## What to produce
Return a copy of every line in the data below that contains "iDEAL".

## Input records
⟨

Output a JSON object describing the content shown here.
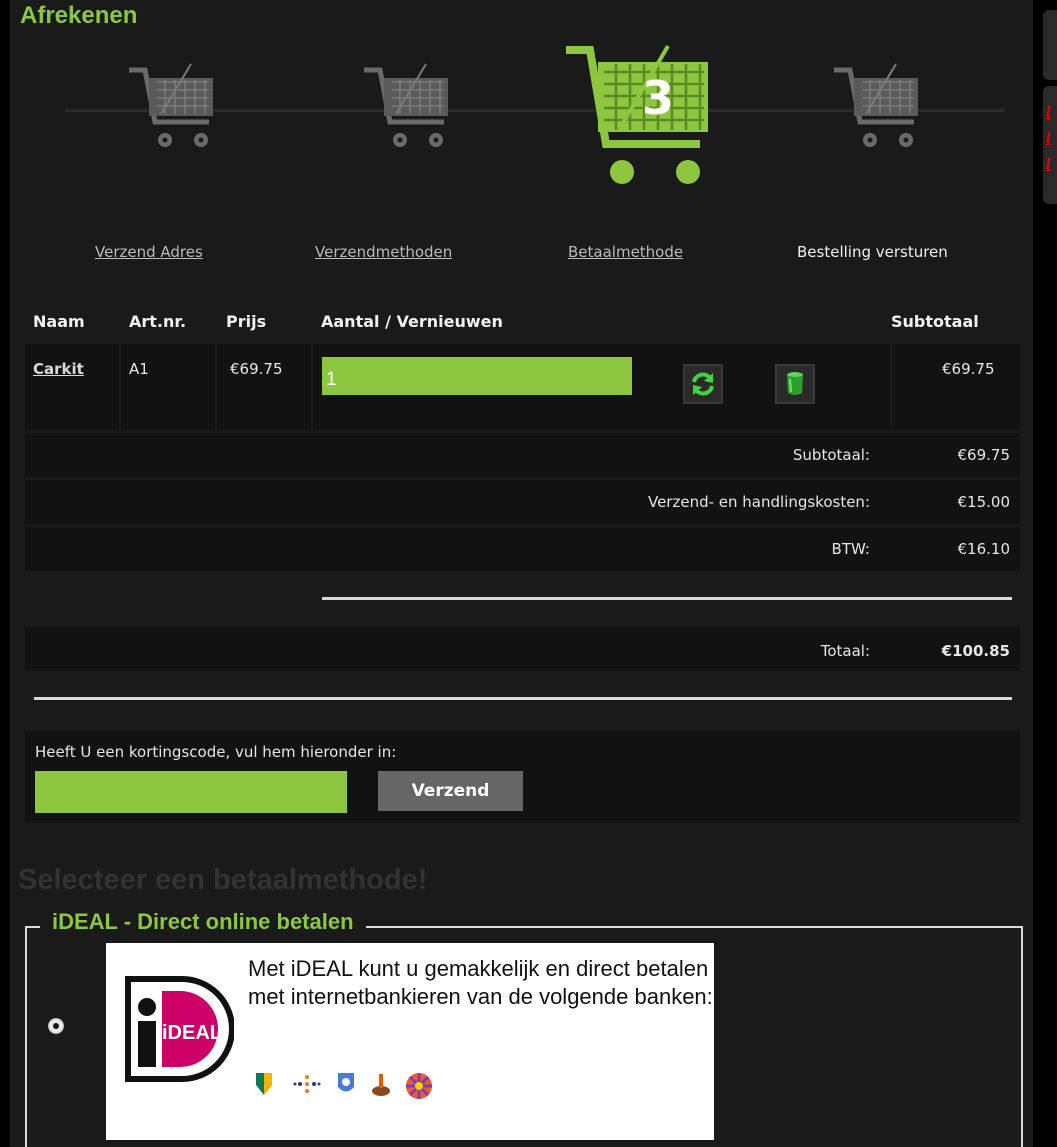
{
  "page": {
    "title": "Afrekenen"
  },
  "steps": {
    "current_step_number": "3",
    "items": [
      {
        "label": "Verzend Adres",
        "state": "done"
      },
      {
        "label": "Verzendmethoden",
        "state": "done"
      },
      {
        "label": "Betaalmethode",
        "state": "current"
      },
      {
        "label": "Bestelling versturen",
        "state": "todo"
      }
    ]
  },
  "cart_table": {
    "headers": {
      "name": "Naam",
      "sku": "Art.nr.",
      "price": "Prijs",
      "qty": "Aantal / Vernieuwen",
      "subtotal": "Subtotaal"
    },
    "rows": [
      {
        "name": "Carkit",
        "sku": "A1",
        "price": "€69.75",
        "qty": "1",
        "subtotal": "€69.75",
        "update_icon": "refresh-icon",
        "delete_icon": "trash-icon"
      }
    ]
  },
  "summary": {
    "subtotal_label": "Subtotaal:",
    "subtotal_value": "€69.75",
    "shipping_label": "Verzend- en handlingskosten:",
    "shipping_value": "€15.00",
    "vat_label": "BTW:",
    "vat_value": "€16.10",
    "total_label": "Totaal:",
    "total_value": "€100.85"
  },
  "discount": {
    "label": "Heeft U een kortingscode, vul hem hieronder in:",
    "input_value": "",
    "button_label": "Verzend"
  },
  "payment": {
    "heading": "Selecteer een betaalmethode!",
    "methods": [
      {
        "title": "iDEAL - Direct online betalen",
        "logo_text": "iDEAL",
        "description": "Met iDEAL kunt u gemakkelijk en direct betalen met internetbankieren van de volgende banken:",
        "selected": true
      }
    ]
  },
  "colors": {
    "accent": "#8dc63f",
    "background": "#1a1a1a",
    "row_bg": "#121212",
    "heading_dim": "#333333"
  }
}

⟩

## Worked solution
        "title": "iDEAL - Direct online betalen",
        "logo_text": "iDEAL",
        "description": "Met iDEAL kunt u gemakkelijk en direct betalen met internetbankieren van de volgende banken:",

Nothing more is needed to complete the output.